# Exercise objective
Check every line of the entries that follow, and copy the ones containing "this".

# Given entries
BEGIN

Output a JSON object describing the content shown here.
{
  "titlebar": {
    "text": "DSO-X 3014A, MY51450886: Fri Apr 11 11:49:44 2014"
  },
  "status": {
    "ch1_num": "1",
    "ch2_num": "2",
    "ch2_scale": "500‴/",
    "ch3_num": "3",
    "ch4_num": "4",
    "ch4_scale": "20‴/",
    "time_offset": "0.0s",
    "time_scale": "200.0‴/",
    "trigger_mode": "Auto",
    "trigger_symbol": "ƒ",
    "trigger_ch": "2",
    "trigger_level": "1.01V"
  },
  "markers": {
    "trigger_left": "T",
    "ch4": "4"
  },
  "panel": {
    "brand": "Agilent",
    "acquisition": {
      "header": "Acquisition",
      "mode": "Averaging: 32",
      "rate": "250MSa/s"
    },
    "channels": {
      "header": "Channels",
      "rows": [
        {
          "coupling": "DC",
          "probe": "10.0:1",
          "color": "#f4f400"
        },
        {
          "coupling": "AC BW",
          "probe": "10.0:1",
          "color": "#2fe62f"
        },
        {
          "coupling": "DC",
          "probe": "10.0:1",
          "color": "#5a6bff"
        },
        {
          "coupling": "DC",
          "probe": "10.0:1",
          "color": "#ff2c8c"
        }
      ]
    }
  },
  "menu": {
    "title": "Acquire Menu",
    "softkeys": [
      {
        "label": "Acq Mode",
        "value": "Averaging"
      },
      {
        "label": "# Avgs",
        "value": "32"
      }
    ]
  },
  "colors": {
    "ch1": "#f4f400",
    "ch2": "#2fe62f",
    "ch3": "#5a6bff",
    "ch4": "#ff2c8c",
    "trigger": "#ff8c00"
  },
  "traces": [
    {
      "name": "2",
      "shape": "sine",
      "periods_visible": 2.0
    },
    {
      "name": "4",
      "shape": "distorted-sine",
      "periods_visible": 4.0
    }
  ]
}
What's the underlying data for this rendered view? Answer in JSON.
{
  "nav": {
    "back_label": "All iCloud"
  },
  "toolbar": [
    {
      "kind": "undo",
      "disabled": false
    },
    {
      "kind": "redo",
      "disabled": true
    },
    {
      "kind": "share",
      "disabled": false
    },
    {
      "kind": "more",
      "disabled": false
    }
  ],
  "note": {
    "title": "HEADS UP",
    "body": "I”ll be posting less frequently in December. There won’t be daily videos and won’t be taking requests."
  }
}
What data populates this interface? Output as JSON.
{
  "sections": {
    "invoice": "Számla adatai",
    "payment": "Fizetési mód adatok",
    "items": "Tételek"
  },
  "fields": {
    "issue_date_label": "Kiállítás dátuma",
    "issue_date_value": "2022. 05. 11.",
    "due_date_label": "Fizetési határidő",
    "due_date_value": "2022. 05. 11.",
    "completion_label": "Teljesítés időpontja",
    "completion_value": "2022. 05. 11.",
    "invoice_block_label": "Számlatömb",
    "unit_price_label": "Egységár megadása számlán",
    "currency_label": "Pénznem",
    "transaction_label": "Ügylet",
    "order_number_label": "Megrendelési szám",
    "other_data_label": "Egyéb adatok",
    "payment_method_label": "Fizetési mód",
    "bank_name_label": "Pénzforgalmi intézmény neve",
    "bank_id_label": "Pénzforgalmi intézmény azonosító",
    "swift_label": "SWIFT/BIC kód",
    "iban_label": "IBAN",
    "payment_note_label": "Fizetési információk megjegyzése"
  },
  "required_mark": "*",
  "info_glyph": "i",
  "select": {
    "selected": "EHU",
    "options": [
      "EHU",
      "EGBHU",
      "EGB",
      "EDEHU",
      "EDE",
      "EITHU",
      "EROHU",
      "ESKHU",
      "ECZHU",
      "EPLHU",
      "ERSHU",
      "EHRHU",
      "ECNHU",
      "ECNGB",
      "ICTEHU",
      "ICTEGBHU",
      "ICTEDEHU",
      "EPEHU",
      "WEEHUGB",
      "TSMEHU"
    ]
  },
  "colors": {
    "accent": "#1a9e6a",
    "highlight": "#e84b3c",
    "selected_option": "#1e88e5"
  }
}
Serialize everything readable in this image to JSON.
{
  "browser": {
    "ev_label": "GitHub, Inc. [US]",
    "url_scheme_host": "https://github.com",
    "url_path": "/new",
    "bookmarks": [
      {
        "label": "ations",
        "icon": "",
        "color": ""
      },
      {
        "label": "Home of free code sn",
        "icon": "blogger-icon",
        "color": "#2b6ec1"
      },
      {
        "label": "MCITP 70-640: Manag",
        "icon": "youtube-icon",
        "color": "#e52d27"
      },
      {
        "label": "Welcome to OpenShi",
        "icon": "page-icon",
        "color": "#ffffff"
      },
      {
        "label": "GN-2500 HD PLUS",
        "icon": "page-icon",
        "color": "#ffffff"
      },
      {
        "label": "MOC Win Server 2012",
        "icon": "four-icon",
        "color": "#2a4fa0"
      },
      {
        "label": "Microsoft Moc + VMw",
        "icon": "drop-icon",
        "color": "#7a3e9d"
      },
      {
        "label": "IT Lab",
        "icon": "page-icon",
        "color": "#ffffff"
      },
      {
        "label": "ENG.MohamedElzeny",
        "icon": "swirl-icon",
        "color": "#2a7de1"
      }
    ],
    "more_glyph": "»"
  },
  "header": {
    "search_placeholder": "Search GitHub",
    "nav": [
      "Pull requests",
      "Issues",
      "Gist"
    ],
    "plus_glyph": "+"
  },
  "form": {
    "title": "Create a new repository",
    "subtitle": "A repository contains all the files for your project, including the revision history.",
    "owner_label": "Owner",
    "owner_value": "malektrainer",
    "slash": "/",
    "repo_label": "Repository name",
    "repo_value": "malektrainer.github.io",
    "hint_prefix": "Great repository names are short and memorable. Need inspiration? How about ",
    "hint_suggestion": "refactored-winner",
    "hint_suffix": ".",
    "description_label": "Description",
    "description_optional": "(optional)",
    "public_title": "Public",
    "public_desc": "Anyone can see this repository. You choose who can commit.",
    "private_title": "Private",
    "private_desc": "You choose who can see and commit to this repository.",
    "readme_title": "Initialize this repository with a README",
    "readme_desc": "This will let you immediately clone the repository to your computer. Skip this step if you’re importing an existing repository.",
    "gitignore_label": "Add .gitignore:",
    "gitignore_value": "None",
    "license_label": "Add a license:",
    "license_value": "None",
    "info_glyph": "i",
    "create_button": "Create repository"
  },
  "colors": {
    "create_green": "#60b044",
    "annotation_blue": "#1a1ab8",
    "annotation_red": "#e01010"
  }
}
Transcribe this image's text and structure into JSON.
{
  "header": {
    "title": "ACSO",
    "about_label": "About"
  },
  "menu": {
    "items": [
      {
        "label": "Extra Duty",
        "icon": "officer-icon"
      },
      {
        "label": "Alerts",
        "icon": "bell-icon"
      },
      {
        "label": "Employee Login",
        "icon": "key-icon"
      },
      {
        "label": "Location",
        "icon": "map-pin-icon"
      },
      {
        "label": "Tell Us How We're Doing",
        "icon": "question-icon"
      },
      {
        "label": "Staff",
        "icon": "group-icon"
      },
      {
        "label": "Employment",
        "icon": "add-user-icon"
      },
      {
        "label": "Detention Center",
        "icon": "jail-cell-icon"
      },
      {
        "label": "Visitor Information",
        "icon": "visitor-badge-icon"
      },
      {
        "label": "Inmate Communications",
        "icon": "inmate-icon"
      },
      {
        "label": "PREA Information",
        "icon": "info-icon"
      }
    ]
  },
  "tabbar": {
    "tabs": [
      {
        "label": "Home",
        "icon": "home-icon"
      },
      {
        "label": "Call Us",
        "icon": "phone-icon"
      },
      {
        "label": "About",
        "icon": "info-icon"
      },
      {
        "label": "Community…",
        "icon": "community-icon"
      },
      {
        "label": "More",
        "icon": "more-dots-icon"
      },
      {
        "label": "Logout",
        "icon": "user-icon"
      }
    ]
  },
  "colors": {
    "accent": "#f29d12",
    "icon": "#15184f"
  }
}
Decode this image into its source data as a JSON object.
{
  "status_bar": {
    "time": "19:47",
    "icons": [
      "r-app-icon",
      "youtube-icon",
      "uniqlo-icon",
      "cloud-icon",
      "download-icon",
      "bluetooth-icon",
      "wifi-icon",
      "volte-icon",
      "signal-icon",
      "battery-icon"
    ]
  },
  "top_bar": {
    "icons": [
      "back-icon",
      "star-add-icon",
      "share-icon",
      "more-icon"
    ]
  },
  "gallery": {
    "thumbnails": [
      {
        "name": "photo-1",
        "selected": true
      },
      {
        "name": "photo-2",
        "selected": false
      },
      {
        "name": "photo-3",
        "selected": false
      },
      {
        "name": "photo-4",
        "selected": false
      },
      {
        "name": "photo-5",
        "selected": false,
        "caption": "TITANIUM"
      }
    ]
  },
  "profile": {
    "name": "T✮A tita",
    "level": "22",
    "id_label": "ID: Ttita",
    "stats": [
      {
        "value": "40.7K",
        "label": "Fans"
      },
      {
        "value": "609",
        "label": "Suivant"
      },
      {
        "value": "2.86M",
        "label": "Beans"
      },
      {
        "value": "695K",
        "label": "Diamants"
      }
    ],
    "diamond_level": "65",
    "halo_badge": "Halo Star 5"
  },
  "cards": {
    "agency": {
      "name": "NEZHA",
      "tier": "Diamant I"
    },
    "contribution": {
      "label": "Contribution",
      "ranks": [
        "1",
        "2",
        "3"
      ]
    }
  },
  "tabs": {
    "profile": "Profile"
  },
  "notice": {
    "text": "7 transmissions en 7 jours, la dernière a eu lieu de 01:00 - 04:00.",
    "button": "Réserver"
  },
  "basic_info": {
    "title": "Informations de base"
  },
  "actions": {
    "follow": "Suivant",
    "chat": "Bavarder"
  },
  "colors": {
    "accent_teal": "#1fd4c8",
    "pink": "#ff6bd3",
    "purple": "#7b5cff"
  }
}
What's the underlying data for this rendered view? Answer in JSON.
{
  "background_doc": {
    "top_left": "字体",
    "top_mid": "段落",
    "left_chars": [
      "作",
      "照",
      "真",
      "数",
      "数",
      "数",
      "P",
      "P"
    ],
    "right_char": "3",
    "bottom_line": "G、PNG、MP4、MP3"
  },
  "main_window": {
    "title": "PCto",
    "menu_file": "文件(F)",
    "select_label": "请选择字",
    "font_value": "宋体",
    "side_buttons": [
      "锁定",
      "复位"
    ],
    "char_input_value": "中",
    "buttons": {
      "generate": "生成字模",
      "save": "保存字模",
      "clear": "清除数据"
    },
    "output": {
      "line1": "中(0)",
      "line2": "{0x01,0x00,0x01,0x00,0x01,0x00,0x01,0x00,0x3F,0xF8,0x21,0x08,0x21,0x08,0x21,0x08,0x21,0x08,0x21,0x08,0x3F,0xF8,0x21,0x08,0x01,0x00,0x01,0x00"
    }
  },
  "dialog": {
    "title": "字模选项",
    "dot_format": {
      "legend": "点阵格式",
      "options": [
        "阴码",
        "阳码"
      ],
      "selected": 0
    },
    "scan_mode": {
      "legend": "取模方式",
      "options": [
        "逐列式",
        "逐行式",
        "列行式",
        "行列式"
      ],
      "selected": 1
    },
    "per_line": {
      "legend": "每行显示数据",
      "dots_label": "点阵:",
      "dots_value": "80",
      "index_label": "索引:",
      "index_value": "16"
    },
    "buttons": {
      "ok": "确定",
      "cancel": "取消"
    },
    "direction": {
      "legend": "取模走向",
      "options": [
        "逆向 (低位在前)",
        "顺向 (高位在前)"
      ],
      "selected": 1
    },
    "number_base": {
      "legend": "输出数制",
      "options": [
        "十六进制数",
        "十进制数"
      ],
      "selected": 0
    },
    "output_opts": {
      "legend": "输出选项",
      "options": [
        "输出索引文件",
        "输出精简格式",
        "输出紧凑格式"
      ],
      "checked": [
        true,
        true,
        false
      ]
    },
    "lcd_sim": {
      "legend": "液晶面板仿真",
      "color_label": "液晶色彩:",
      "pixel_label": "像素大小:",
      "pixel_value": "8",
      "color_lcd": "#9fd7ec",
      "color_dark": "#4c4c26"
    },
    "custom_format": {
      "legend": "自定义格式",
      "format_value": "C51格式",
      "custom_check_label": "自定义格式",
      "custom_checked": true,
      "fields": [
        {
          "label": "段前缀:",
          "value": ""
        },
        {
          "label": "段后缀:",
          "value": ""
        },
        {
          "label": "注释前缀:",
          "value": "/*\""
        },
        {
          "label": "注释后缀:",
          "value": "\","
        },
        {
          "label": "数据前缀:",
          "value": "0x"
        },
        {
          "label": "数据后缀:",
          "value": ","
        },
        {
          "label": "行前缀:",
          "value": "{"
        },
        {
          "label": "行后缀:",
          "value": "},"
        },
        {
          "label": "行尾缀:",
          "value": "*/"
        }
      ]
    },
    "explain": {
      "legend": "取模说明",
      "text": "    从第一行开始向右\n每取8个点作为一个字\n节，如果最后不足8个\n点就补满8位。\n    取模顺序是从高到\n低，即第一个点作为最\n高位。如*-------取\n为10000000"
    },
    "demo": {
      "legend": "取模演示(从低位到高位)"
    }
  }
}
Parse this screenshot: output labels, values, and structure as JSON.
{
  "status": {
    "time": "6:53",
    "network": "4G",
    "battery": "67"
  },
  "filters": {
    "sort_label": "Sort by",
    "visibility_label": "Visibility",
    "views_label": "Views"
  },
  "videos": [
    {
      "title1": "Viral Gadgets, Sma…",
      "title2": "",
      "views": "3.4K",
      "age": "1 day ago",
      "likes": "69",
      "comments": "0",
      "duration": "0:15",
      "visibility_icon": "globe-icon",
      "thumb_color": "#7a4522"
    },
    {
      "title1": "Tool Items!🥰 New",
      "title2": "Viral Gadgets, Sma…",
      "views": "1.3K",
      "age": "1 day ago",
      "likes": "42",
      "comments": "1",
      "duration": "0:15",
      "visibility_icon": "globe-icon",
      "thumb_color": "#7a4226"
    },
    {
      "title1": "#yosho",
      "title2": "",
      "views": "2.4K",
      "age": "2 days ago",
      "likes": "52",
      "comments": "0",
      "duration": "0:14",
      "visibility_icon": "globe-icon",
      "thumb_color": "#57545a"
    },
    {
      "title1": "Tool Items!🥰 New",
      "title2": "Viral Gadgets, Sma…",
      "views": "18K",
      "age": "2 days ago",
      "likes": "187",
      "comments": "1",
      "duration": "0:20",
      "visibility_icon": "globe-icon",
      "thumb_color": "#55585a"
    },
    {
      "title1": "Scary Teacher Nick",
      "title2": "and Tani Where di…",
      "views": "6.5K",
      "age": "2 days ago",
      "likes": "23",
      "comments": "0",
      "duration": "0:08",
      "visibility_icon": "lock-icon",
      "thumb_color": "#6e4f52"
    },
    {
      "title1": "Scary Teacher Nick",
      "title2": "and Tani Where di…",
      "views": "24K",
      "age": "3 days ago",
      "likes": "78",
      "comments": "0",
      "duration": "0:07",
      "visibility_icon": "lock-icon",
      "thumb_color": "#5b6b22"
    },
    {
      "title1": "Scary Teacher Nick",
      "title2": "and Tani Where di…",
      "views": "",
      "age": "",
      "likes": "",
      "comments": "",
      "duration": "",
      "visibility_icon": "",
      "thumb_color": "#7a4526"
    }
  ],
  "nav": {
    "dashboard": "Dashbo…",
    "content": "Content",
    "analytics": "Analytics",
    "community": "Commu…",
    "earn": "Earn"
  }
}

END

# Written answer
What's the underlying data for this rendered view? Answer in JSON.
What data populates this interface? Output as JSON.
Serialize everything readable in this image to JSON.
    "public_desc": "Anyone can see this repository. You choose who can commit.",
    "private_desc": "You choose who can see and commit to this repository.",
    "readme_title": "Initialize this repository with a README",
    "readme_desc": "This will let you immediately clone the repository to your computer. Skip this step if you’re importing an existing repository.",
Transcribe this image's text and structure into JSON.
Decode this image into its source data as a JSON object.
What's the underlying data for this rendered view? Answer in JSON.
Parse this screenshot: output labels, values, and structure as JSON.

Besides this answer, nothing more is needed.